There’s an ongoing fight in the world of contraceptive access over whether minors should be able to receive condoms, birth control, and more without the knowledge or consent of their parents. Here in the United States, we just went through quite a debate over Plan B being given to high school students in New York City Schools. And across the pond in Great Britain, a new report showing that hundreds of young girls have received birth control injections without their parents’ knowledge is stirring up some controversy.
The Daily Mail reports that school nurses in the UK have given more than 900 birth control shots or implants in the past two years to girls age 13-16. These treatments were given without any parental notification or doctor’s visit needed. What’s more, at least 7,400 girls under the age of 15 were given contraceptive shots and implants at family planning clinics during the same time. In a move that should shock no one, some conservative parents and educators are outraged that all these teens can avoid pregnancy. The head of Wellington College, Anthony Seldon, had this to say:
“Anything that trivialises or treats it as something mundane or easy, particularly for young people, is damaging their ability to grow up and to properly form a loving lasting relationship. It devalues sex, it makes it like an ordinary, everyday thing like going to have a McDonald’s.”
It’s the same tactic used to argue against the HPV vaccine. You know, the tactic that was proven completely incorrect? It argues that making sex safer will somehow lead to all of our children thinking sex is no big deal, sleeping with anyone they come in to contact with. If children honestly think that sex is just like ordering “a McDonald’s” than there is a bigger problem than contraceptive access to address.

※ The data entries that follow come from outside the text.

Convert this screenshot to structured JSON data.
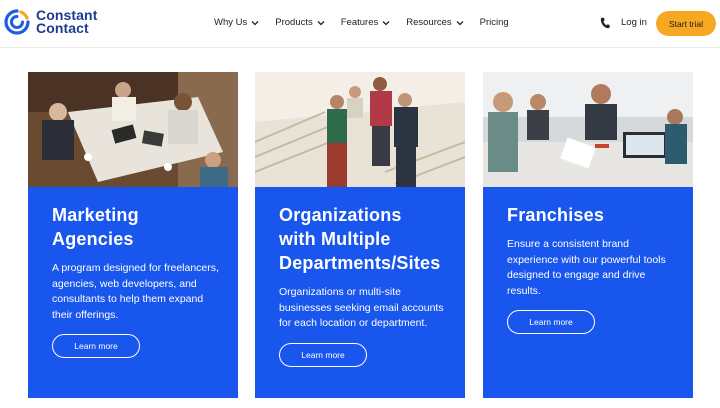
{
  "header": {
    "logo_line1": "Constant",
    "logo_line2": "Contact",
    "nav": [
      {
        "label": "Why Us"
      },
      {
        "label": "Products"
      },
      {
        "label": "Features"
      },
      {
        "label": "Resources"
      },
      {
        "label": "Pricing"
      }
    ],
    "login_label": "Log in",
    "cta_label": "Start trial"
  },
  "cards": [
    {
      "title_lines": [
        "Marketing",
        "Agencies"
      ],
      "description": "A program designed for freelancers, agencies, web developers, and consultants to help them expand their offerings.",
      "button": "Learn more"
    },
    {
      "title_lines": [
        "Organizations",
        "with Multiple",
        "Departments/Sites"
      ],
      "description": "Organizations or multi-site businesses seeking email accounts for each location or department.",
      "button": "Learn more"
    },
    {
      "title_lines": [
        "Franchises"
      ],
      "description": "Ensure a consistent brand experience with our powerful tools designed to engage and drive results.",
      "button": "Learn more"
    }
  ],
  "colors": {
    "card_blue": "#1856ed",
    "cta_orange": "#f7a823",
    "logo_blue": "#1d3b8f"
  },
  "icons": {
    "logo": "constant-contact-logo-icon",
    "chevron": "chevron-down-icon",
    "phone": "phone-icon"
  }
}
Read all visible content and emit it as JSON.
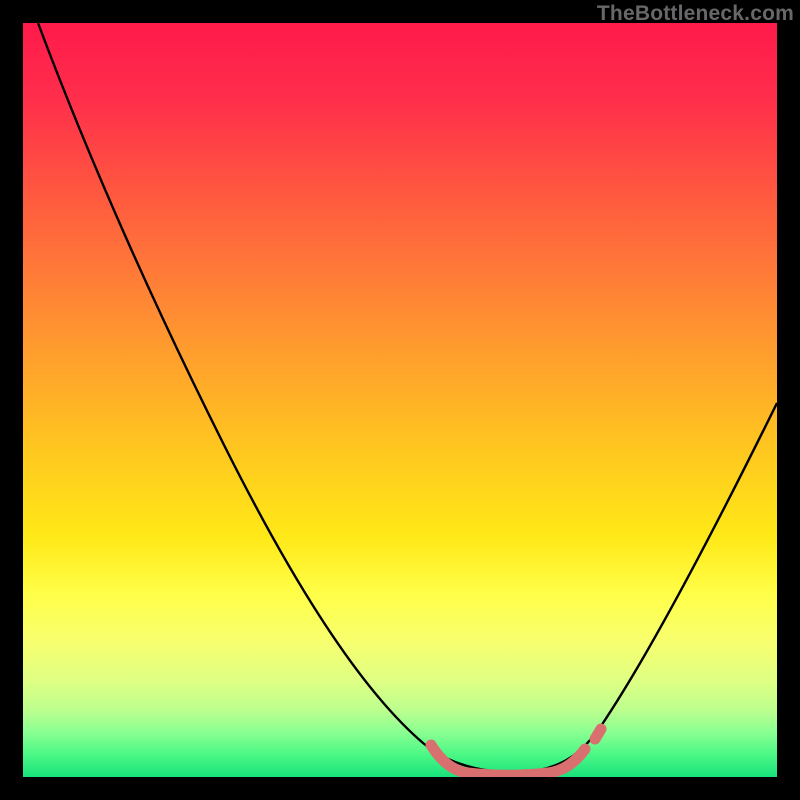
{
  "watermark": "TheBottleneck.com",
  "chart_data": {
    "type": "line",
    "title": "",
    "xlabel": "",
    "ylabel": "",
    "xlim": [
      0,
      100
    ],
    "ylim": [
      0,
      100
    ],
    "series": [
      {
        "name": "bottleneck-curve",
        "color": "#000000",
        "x": [
          2,
          8,
          14,
          20,
          26,
          32,
          38,
          44,
          50,
          54,
          58,
          62,
          66,
          70,
          74,
          78,
          82,
          86,
          90,
          94,
          98,
          100
        ],
        "y": [
          100,
          89,
          78,
          67,
          56,
          46,
          36,
          26,
          16,
          10,
          5,
          2,
          1,
          1,
          2,
          6,
          13,
          22,
          32,
          43,
          54,
          60
        ]
      },
      {
        "name": "optimal-range-marker",
        "color": "#d96f6f",
        "x": [
          56,
          58,
          60,
          62,
          64,
          66,
          68,
          70,
          72,
          74,
          76
        ],
        "y": [
          3.5,
          2.0,
          1.2,
          0.8,
          0.6,
          0.6,
          0.8,
          1.0,
          1.6,
          2.5,
          4.2
        ]
      }
    ],
    "gradient_stops": [
      {
        "pos": 0,
        "color": "#ff1a4b"
      },
      {
        "pos": 22,
        "color": "#ff5640"
      },
      {
        "pos": 45,
        "color": "#ffa22c"
      },
      {
        "pos": 68,
        "color": "#ffe817"
      },
      {
        "pos": 87,
        "color": "#e0ff82"
      },
      {
        "pos": 100,
        "color": "#18e27c"
      }
    ]
  }
}
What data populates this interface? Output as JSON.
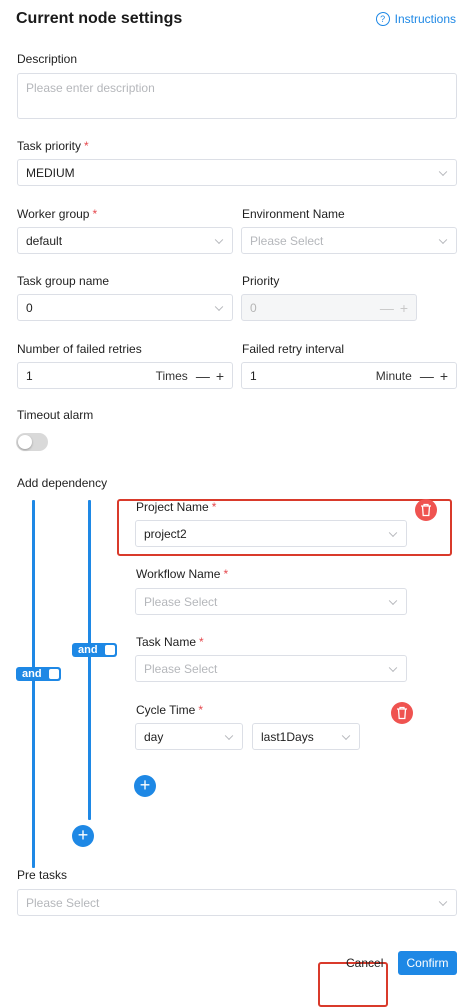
{
  "header": {
    "title": "Current node settings",
    "help_label": "Instructions"
  },
  "description": {
    "label": "Description",
    "placeholder": "Please enter description"
  },
  "task_priority": {
    "label": "Task priority",
    "value": "MEDIUM"
  },
  "worker_group": {
    "label": "Worker group",
    "value": "default"
  },
  "environment": {
    "label": "Environment Name",
    "placeholder": "Please Select"
  },
  "task_group": {
    "label": "Task group name",
    "value": "0"
  },
  "priority": {
    "label": "Priority",
    "value": "0"
  },
  "retries": {
    "label": "Number of failed retries",
    "value": "1",
    "unit": "Times"
  },
  "retry_interval": {
    "label": "Failed retry interval",
    "value": "1",
    "unit": "Minute"
  },
  "timeout": {
    "label": "Timeout alarm"
  },
  "dependency": {
    "label": "Add dependency",
    "outer_relation": "and",
    "inner_relation": "and",
    "project": {
      "label": "Project Name",
      "value": "project2"
    },
    "workflow": {
      "label": "Workflow Name",
      "placeholder": "Please Select"
    },
    "task": {
      "label": "Task Name",
      "placeholder": "Please Select"
    },
    "cycle": {
      "label": "Cycle Time",
      "unit": "day",
      "range": "last1Days"
    }
  },
  "pre_tasks": {
    "label": "Pre tasks",
    "placeholder": "Please Select"
  },
  "footer": {
    "cancel": "Cancel",
    "confirm": "Confirm"
  },
  "steppers": {
    "minus": "—",
    "plus": "+"
  },
  "colors": {
    "accent": "#1e88e5",
    "danger": "#ef5350",
    "highlight": "#d93a2b"
  }
}
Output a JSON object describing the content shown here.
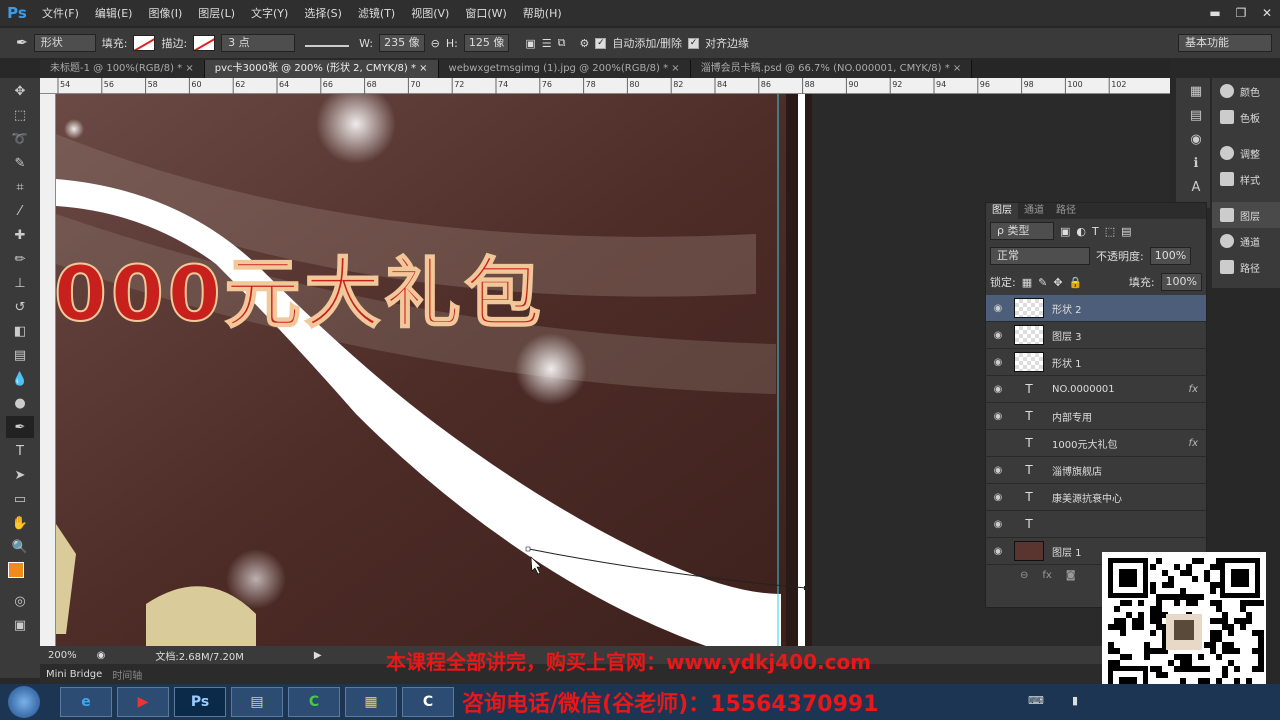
{
  "menubar": {
    "logo": "Ps",
    "items": [
      "文件(F)",
      "编辑(E)",
      "图像(I)",
      "图层(L)",
      "文字(Y)",
      "选择(S)",
      "滤镜(T)",
      "视图(V)",
      "窗口(W)",
      "帮助(H)"
    ]
  },
  "options": {
    "mode": "形状",
    "fill_label": "填充:",
    "stroke_label": "描边:",
    "stroke_size": "3 点",
    "w_label": "W:",
    "w_value": "235 像",
    "h_label": "H:",
    "h_value": "125 像",
    "auto_add_delete": "自动添加/删除",
    "align_edges": "对齐边缘",
    "workspace": "基本功能"
  },
  "tabs": [
    "未标题-1 @ 100%(RGB/8) *",
    "pvc卡3000张 @ 200% (形状 2, CMYK/8) *",
    "webwxgetmsgimg (1).jpg @ 200%(RGB/8) *",
    "淄博会员卡稿.psd @ 66.7% (NO.000001, CMYK/8) *"
  ],
  "ruler_top": [
    "54",
    "56",
    "58",
    "60",
    "62",
    "64",
    "66",
    "68",
    "70",
    "72",
    "74",
    "76",
    "78",
    "80",
    "82",
    "84",
    "86",
    "88",
    "90",
    "92",
    "94",
    "96",
    "98",
    "100",
    "102"
  ],
  "canvas": {
    "headline": "000元大礼包"
  },
  "status": {
    "zoom": "200%",
    "doc": "文档:2.68M/7.20M"
  },
  "minibridge": {
    "tab1": "Mini Bridge",
    "tab2": "时间轴"
  },
  "right_panels": [
    "颜色",
    "色板",
    "调整",
    "样式",
    "图层",
    "通道",
    "路径"
  ],
  "layers": {
    "tabs": [
      "图层",
      "通道",
      "路径"
    ],
    "filter": "ρ 类型",
    "blend": "正常",
    "opacity_label": "不透明度:",
    "opacity": "100%",
    "lock_label": "锁定:",
    "fill_label": "填充:",
    "fill": "100%",
    "rows": [
      {
        "name": "形状 2",
        "kind": "shape",
        "fx": ""
      },
      {
        "name": "图层 3",
        "kind": "pixel",
        "fx": ""
      },
      {
        "name": "形状 1",
        "kind": "shape",
        "fx": ""
      },
      {
        "name": "NO.0000001",
        "kind": "text",
        "fx": "fx"
      },
      {
        "name": "内部专用",
        "kind": "text",
        "fx": ""
      },
      {
        "name": "1000元大礼包",
        "kind": "text",
        "fx": "fx"
      },
      {
        "name": "淄博旗舰店",
        "kind": "text",
        "fx": ""
      },
      {
        "name": "康美源抗衰中心",
        "kind": "text",
        "fx": ""
      },
      {
        "name": "",
        "kind": "text",
        "fx": ""
      },
      {
        "name": "图层 1",
        "kind": "pixel",
        "fx": ""
      }
    ]
  },
  "promo": {
    "line1": "本课程全部讲完，购买上官网：www.ydkj400.com",
    "line2": "咨询电话/微信(谷老师)：15564370991"
  },
  "colors": {
    "canvas_bg": "#4a2a25",
    "headline": "#c8201c",
    "fg_color": "#f08a1c",
    "promo": "#e81818"
  }
}
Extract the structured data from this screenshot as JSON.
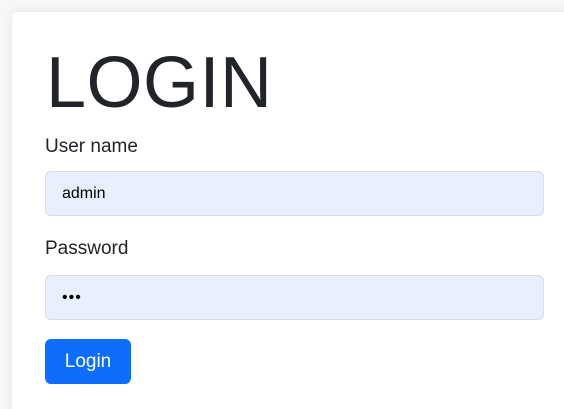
{
  "login": {
    "title": "LOGIN",
    "username_label": "User name",
    "username_value": "admin",
    "password_label": "Password",
    "password_value": "abc",
    "submit_label": "Login"
  },
  "colors": {
    "accent": "#0d6efd",
    "input_fill": "#e8f0fe",
    "text": "#212529"
  }
}
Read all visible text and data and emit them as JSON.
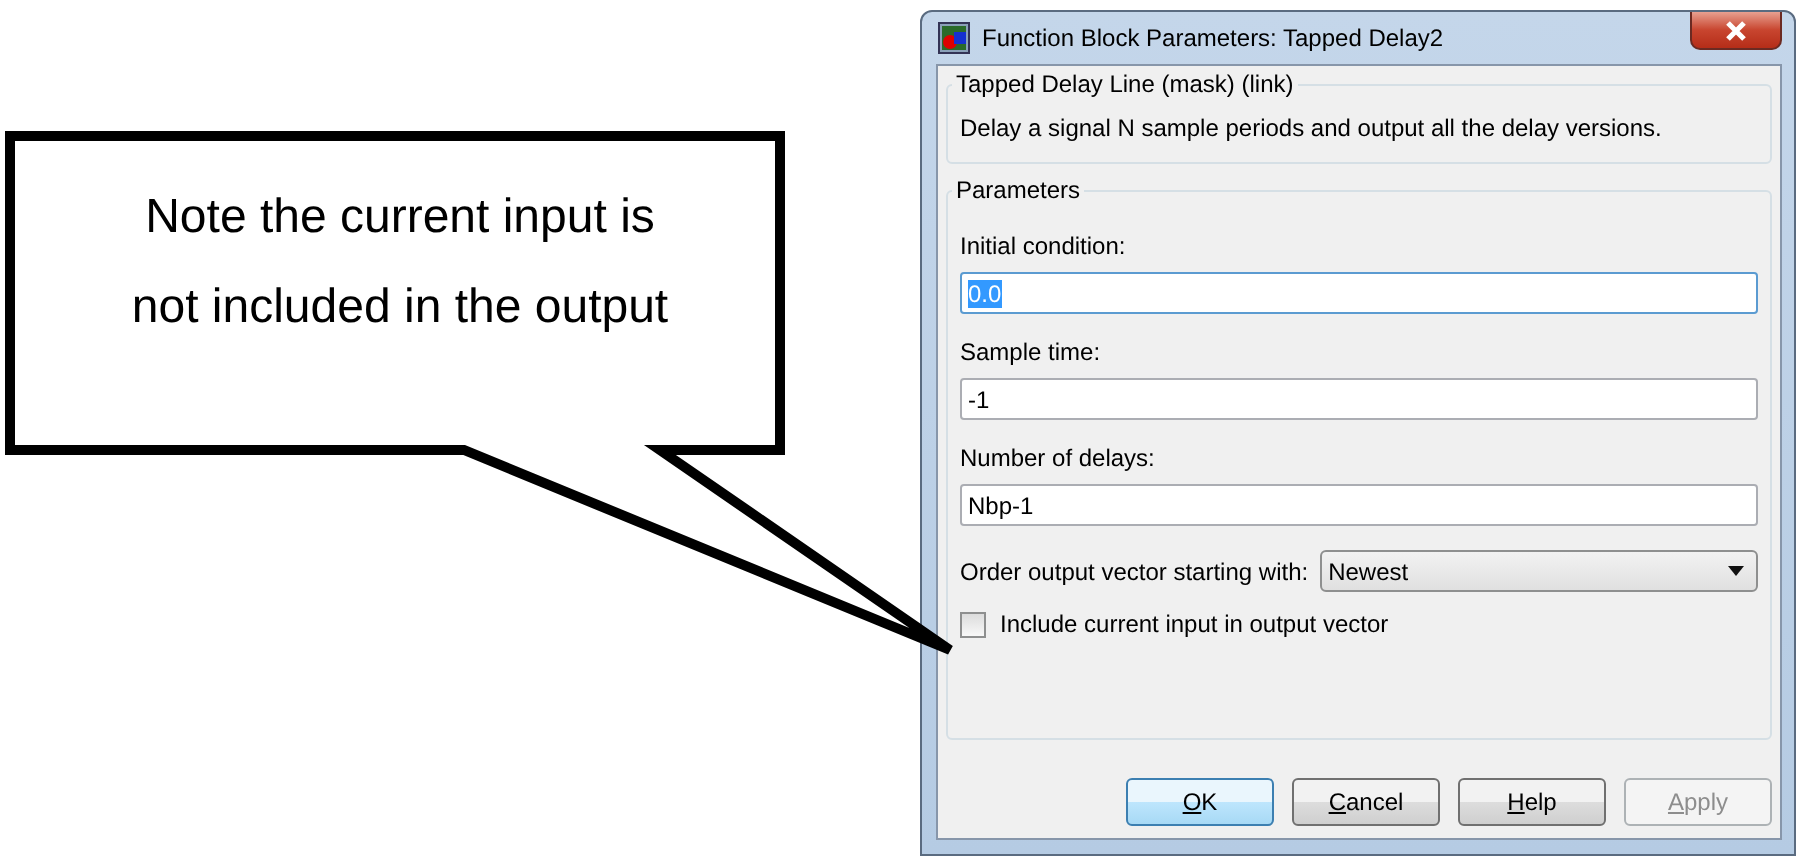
{
  "callout": {
    "text": "Note the current input is not included in the output"
  },
  "title_bar": {
    "title": "Function Block Parameters: Tapped Delay2"
  },
  "description_group": {
    "title": "Tapped Delay Line (mask) (link)",
    "text": "Delay a signal N sample periods and output all the delay versions."
  },
  "parameters_group": {
    "title": "Parameters",
    "fields": [
      {
        "label": "Initial condition:",
        "value": "0.0",
        "text_selected": true
      },
      {
        "label": "Sample time:",
        "value": "-1",
        "text_selected": false
      },
      {
        "label": "Number of delays:",
        "value": "Nbp-1",
        "text_selected": false
      }
    ],
    "dropdown": {
      "label": "Order output vector starting with:",
      "value": "Newest"
    },
    "checkbox": {
      "label": "Include current input in output vector",
      "checked": false
    }
  },
  "buttons": [
    {
      "label": "OK",
      "default": true,
      "disabled": false
    },
    {
      "label": "Cancel",
      "default": false,
      "disabled": false
    },
    {
      "label": "Help",
      "default": false,
      "disabled": false
    },
    {
      "label": "Apply",
      "default": false,
      "disabled": true
    }
  ]
}
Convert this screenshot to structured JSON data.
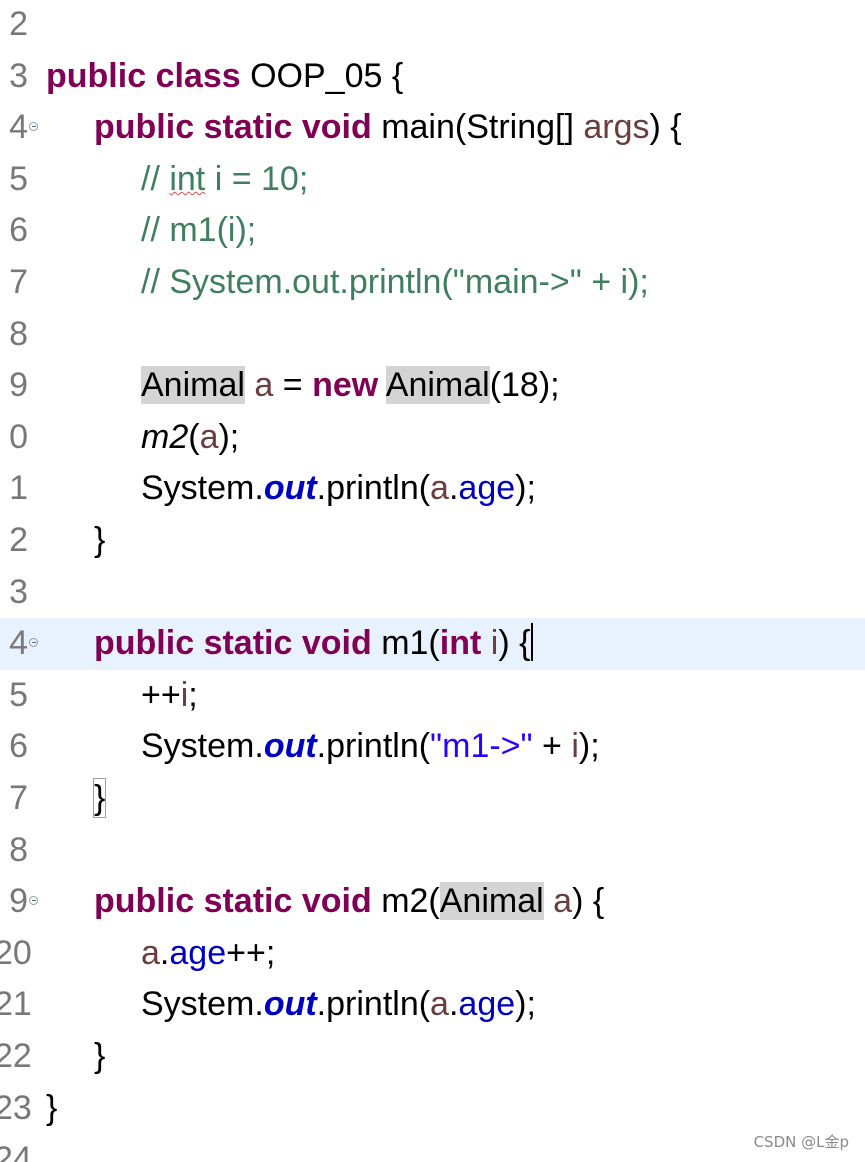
{
  "lines": [
    {
      "num": "2"
    },
    {
      "num": "3",
      "parts": [
        "public",
        "class",
        " OOP_05 {"
      ]
    },
    {
      "num": "4",
      "parts": [
        "public",
        "static",
        "void",
        " main(String[] ",
        "args",
        ") {"
      ]
    },
    {
      "num": "5",
      "parts": [
        "// ",
        "int",
        " i = 10;"
      ]
    },
    {
      "num": "6",
      "parts": [
        "// m1(i);"
      ]
    },
    {
      "num": "7",
      "parts": [
        "// System.out.println(\"main->\" + i);"
      ]
    },
    {
      "num": "8"
    },
    {
      "num": "9",
      "parts": [
        "Animal",
        " ",
        "a",
        " = ",
        "new",
        " ",
        "Animal",
        "(18);"
      ]
    },
    {
      "num": "0",
      "parts": [
        "m2",
        "(",
        "a",
        ");"
      ]
    },
    {
      "num": "1",
      "parts": [
        "System.",
        "out",
        ".println(",
        "a",
        ".",
        "age",
        ");"
      ]
    },
    {
      "num": "2",
      "parts": [
        "}"
      ]
    },
    {
      "num": "3"
    },
    {
      "num": "4",
      "parts": [
        "public",
        "static",
        "void",
        " m1(",
        "int",
        " ",
        "i",
        ") {"
      ]
    },
    {
      "num": "5",
      "parts": [
        "++",
        "i",
        ";"
      ]
    },
    {
      "num": "6",
      "parts": [
        "System.",
        "out",
        ".println(",
        "\"m1->\"",
        " + ",
        "i",
        ");"
      ]
    },
    {
      "num": "7",
      "parts": [
        "}"
      ]
    },
    {
      "num": "8"
    },
    {
      "num": "9",
      "parts": [
        "public",
        "static",
        "void",
        " m2(",
        "Animal",
        " ",
        "a",
        ") {"
      ]
    },
    {
      "num": "20",
      "parts": [
        "a",
        ".",
        "age",
        "++;"
      ]
    },
    {
      "num": "21",
      "parts": [
        "System.",
        "out",
        ".println(",
        "a",
        ".",
        "age",
        ");"
      ]
    },
    {
      "num": "22",
      "parts": [
        "}"
      ]
    },
    {
      "num": "23",
      "parts": [
        "}"
      ]
    },
    {
      "num": "24"
    }
  ],
  "watermark": "CSDN @L金p",
  "colors": {
    "keyword": "#7f0055",
    "comment": "#3f7f5f",
    "string": "#2a00ff",
    "field": "#0000c0",
    "local_variable": "#6a3e3e",
    "current_line": "#e8f2fe",
    "occurrence_highlight": "#d4d4d4"
  }
}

I understand why plenty of parents don’t want to think about their children having sex and getting birth control without talking to them first. I am terrified by the prospect that my daughter won’t come to me with issues about sex, safety and reproductive health. I plan on talking to her frequently and with conviction about romantic relationships, sex, pregnancy prevention and every other uncomfortable topic under the sun. I want to be the kind of parent that she can open up to.
But you know what guys? The world of teens isn’t all unicorns and sex ed fairies. Teens still might not come to their parents, no matter how open-minded and honest you try to be. My daughter might decide that she is never, ever comfortable telling her mother about her sex life. Personally, I still wish my mother thought I was a virgin. That doesn’t mean my mom didn’t teach me anything valuable about sex. That doesn’t mean she wasn’t willing to talk to me about it. It just means that I’m a private person when it comes to my sex life.
The idea that every teen is going to be able to talk to their parents about sex is ridiculous. That’s not because parents are universally horrible, though in the teen years some might argue it. It’s because sex can be a very private issue. It still needs to be safe.
Young girls in the UK are getting contraception without their parents’ knowledge. They might even be having sex. But you know what they aren’t doing? They aren’t getting pregnant and trying to raise children of their own. They are obviously trying to be responsible about their sexual activities. The parents of those teens shouldn’t be angry or upset that their teens didn’t come to them. Those parents should be proud that their teens thought about the consequences of their actions and did what they could to protect against unwanted pregnancy.